Pleasantville

Stars:  Tobey Maguire as David/Bud, Reese Witherspoon as Jennifer/Mary-Sue, Joan Allen as Mother Parker, William H. Macy as Father Parker, Jeff Daniels as Mr. Johnson.

Shame on the Academy of Arts & Sciences for not even nominating this brilliant, unique screenplay by Gary Ross (he also produced and directed the film) for an Academy Award. What on earth were they thinking?

This is by far one of the most original film concepts in recent years: David is a teenager so enamored with the oldie but goodie 1950’s styled family TV show called “Pleasantville” that he readies himself for its weekend TV marathon. His oversexed sister, on the other hand, has the remote readied for something else and the two battle it out until the remote is smashed to smithereens.

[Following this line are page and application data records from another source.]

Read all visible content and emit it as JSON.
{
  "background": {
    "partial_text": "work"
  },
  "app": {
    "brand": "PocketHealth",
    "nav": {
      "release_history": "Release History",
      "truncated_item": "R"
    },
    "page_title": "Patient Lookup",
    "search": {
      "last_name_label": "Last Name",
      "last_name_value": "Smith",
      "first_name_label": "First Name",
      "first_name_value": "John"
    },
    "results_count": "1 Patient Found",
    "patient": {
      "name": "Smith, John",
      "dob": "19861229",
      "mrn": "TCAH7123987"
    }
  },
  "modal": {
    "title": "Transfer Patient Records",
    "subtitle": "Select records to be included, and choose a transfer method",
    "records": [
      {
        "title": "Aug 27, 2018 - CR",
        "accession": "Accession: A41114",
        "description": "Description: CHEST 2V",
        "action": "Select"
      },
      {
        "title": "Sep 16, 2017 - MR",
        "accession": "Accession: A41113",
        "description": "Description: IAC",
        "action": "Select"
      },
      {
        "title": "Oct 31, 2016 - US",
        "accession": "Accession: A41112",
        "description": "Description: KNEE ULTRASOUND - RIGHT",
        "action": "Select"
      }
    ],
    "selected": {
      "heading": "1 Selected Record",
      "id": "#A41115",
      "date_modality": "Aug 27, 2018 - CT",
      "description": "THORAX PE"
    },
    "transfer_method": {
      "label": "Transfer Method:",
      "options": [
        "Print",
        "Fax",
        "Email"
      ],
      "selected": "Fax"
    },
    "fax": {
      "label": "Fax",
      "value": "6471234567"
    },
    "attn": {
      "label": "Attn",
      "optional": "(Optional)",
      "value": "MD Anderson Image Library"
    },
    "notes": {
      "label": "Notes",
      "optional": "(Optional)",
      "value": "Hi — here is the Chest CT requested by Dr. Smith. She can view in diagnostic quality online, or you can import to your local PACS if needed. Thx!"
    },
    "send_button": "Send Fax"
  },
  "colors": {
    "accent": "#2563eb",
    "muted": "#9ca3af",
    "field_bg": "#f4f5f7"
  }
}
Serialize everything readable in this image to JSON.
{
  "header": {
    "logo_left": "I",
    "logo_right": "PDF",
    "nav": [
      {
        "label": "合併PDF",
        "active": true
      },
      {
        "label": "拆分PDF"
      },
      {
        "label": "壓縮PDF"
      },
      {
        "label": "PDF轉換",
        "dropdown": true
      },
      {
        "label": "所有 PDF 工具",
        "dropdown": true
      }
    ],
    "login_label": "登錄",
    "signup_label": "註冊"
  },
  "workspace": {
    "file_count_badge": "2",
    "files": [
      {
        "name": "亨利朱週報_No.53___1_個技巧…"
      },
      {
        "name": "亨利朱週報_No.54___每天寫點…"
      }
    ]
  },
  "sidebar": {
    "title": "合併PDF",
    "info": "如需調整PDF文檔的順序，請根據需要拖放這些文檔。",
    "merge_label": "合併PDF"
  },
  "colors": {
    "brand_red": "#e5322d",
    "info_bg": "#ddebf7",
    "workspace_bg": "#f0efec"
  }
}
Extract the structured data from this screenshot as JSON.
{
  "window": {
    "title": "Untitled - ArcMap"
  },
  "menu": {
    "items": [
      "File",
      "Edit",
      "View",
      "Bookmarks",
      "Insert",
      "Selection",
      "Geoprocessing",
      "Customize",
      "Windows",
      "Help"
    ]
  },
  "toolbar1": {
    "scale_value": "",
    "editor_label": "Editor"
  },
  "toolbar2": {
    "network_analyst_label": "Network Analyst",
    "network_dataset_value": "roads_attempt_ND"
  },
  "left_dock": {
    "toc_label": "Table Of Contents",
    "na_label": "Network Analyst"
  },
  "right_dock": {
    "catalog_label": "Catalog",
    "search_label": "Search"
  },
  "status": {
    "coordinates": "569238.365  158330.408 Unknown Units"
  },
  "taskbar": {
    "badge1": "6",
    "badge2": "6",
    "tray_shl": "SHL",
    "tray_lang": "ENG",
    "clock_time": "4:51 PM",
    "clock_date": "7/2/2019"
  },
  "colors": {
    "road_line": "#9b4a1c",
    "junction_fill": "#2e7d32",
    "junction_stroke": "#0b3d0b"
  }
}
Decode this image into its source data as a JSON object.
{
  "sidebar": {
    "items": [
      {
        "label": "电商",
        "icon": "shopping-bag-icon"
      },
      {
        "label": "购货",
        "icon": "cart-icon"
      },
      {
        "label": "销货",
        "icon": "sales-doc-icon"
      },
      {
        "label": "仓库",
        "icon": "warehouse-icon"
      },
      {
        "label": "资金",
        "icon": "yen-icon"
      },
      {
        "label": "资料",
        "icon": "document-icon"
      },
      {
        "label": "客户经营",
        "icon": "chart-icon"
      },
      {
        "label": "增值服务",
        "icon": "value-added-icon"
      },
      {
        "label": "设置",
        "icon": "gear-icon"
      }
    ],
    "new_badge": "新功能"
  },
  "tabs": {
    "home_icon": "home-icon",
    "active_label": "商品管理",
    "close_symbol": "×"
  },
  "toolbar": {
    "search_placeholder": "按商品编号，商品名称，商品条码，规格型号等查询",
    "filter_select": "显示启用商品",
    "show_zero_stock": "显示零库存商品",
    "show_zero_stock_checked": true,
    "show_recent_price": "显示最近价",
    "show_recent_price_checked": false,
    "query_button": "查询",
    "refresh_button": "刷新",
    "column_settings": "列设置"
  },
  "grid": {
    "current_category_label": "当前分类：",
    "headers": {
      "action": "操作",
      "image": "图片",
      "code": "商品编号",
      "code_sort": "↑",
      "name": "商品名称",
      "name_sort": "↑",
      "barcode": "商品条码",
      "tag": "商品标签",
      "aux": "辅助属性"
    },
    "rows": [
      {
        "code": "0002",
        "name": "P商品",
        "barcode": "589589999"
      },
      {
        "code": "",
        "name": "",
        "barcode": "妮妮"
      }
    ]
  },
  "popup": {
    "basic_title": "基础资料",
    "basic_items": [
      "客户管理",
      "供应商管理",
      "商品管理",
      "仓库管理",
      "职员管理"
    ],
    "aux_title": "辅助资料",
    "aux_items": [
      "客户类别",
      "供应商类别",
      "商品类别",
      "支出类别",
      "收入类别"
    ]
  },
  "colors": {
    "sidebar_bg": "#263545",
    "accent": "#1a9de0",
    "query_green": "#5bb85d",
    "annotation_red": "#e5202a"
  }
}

In steps, of all people, actor Don Knotts (best known as Barney Fife with his customary “Mayberry” accent) portraying a TV repairman. He gives the kids a magic remote control and before they know it, they’re sucked into the TV show itself where everything is pleasant, where everything is the same and everything and everyone is in black and white. There’s no sex, no rain and the very thought of anything beyond Pleasantville dumbfounds the populace.

It’s the ultimate “Leave it to Beaver” or “Father Knows Best” existence except the people in Pleasantville don’t know any better. David and sister Jennifer have now actually become Bud and Mary-Sue Parker, the obedient, excessively cheerful, A+ students that the show’s TV audience has come to know and love.

In Pleasantville, the day begins with a ten-course breakfast fit for a King and ends with the jaunty refrain of “Honey, I’m home!” when Dad Parker comes home from his hard day at the office, expecting a cold martini and a hot dinner.

The new Bud warns his sister to play her part of the insipid little teenager of a wholesome town well and not make waves otherwise the entire Pleasantville universe will shatter.

But, you can be sure that little by little, by word or deed from the two of them, Pleasantville is given a facelift and the marshmallow flavor of its world is turned into “rocky road”. Soon the people and the town take on magical hints of color in an inventive bit of special effects where a single red rose appears in a wash of gray matter or one girl’s lips turn a rosy glow. The townspeople think it’s a disease that’s spreading in the ranks but the infection can’t be stopped and pretty soon the many take on deep-seated character changes, personalities far beyond what the characters of Pleasantville could ever have imagined. But, they don’t all go softly through the change. Turmoil erupts and it takes the wisdom of modern day David as Bud to show them the way. They are, now and forever, real people, with all the problems, loves and joys of real people living in a real town.

David and Jennifer grow from the first-introduced self-centered teens. The message they tell: You can be happy without things having to be exactly the way you thought things should be.

Lotta says: Even Bubba – my hubba-hubba said this movie was “charming” and if a good old boy like Bubba can say that, it must be true.